**WHAT TO WORK ON**: Some lines in the entries contain the word "gmail". Copy all of them.

**GIVEN DATA**:
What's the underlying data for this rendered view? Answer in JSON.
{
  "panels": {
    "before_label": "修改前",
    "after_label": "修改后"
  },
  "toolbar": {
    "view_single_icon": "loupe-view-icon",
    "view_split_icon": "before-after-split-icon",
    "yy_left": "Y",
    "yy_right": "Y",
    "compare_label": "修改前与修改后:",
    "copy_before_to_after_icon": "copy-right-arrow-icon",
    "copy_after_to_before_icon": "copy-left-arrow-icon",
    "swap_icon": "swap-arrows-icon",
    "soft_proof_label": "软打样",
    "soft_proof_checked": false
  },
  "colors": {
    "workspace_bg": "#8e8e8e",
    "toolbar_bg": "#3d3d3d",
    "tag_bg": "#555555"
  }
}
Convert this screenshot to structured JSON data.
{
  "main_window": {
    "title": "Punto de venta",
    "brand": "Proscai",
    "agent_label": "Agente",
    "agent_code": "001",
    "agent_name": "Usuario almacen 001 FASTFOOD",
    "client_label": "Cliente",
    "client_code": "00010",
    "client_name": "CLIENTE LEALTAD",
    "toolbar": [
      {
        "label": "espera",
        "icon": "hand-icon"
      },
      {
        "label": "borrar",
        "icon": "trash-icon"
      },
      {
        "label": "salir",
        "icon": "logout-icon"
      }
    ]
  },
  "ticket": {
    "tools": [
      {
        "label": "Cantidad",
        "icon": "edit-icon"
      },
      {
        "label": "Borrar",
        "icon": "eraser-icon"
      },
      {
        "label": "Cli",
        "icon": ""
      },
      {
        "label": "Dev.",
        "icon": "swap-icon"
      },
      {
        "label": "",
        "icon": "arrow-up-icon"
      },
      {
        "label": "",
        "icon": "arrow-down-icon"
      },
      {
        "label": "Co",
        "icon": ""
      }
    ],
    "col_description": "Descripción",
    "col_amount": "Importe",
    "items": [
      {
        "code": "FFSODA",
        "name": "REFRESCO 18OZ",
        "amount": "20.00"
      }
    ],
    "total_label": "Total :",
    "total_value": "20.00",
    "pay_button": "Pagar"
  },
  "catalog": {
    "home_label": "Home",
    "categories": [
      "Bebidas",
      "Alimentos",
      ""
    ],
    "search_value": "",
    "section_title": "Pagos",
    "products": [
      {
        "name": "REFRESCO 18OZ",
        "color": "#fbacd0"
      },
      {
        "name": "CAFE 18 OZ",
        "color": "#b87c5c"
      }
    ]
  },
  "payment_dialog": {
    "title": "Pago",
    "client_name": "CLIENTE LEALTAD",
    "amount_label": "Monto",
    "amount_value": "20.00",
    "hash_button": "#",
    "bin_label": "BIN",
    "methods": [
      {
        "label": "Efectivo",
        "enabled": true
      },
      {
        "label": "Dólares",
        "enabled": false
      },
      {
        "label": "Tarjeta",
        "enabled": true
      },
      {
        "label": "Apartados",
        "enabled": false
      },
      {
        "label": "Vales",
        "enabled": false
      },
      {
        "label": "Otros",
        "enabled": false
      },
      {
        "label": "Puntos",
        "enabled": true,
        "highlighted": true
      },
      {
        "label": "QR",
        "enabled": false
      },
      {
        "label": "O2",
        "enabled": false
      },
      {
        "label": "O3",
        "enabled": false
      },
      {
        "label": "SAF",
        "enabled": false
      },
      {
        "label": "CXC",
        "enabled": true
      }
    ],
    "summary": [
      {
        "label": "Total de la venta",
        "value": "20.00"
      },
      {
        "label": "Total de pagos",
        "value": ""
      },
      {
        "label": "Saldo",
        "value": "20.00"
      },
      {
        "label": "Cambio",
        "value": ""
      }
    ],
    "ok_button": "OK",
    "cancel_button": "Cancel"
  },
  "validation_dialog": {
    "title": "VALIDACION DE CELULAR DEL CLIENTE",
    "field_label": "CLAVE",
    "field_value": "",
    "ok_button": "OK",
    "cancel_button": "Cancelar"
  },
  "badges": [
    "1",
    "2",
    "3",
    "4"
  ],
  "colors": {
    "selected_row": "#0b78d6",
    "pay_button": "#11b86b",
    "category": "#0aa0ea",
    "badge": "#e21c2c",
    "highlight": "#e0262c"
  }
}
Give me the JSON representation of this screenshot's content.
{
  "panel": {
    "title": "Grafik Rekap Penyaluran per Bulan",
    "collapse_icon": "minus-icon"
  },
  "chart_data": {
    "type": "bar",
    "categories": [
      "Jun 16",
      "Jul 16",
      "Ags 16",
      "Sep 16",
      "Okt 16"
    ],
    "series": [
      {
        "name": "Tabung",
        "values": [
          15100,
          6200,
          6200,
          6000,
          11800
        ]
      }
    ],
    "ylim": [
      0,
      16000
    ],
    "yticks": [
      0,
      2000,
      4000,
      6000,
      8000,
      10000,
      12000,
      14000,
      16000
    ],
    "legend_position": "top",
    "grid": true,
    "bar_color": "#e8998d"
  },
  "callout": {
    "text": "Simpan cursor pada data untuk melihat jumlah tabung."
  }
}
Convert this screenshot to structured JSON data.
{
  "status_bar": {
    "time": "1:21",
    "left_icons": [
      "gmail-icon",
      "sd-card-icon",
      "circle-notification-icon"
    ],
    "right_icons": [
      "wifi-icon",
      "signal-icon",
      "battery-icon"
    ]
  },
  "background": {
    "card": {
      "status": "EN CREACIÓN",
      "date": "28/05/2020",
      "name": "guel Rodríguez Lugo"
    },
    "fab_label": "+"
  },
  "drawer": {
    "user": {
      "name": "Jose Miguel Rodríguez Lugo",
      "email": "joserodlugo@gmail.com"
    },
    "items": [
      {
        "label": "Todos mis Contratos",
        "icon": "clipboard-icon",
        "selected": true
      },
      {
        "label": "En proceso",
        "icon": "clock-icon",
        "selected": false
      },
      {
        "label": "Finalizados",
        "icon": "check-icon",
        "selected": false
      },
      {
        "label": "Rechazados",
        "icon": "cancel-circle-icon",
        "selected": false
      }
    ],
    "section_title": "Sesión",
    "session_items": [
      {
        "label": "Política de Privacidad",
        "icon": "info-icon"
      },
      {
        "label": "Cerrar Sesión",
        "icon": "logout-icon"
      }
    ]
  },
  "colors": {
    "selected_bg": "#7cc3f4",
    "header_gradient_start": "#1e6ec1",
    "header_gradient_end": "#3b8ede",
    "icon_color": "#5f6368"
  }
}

**OUTPUT**:
      "gmail-icon",
      "email": "joserodlugo@gmail.com"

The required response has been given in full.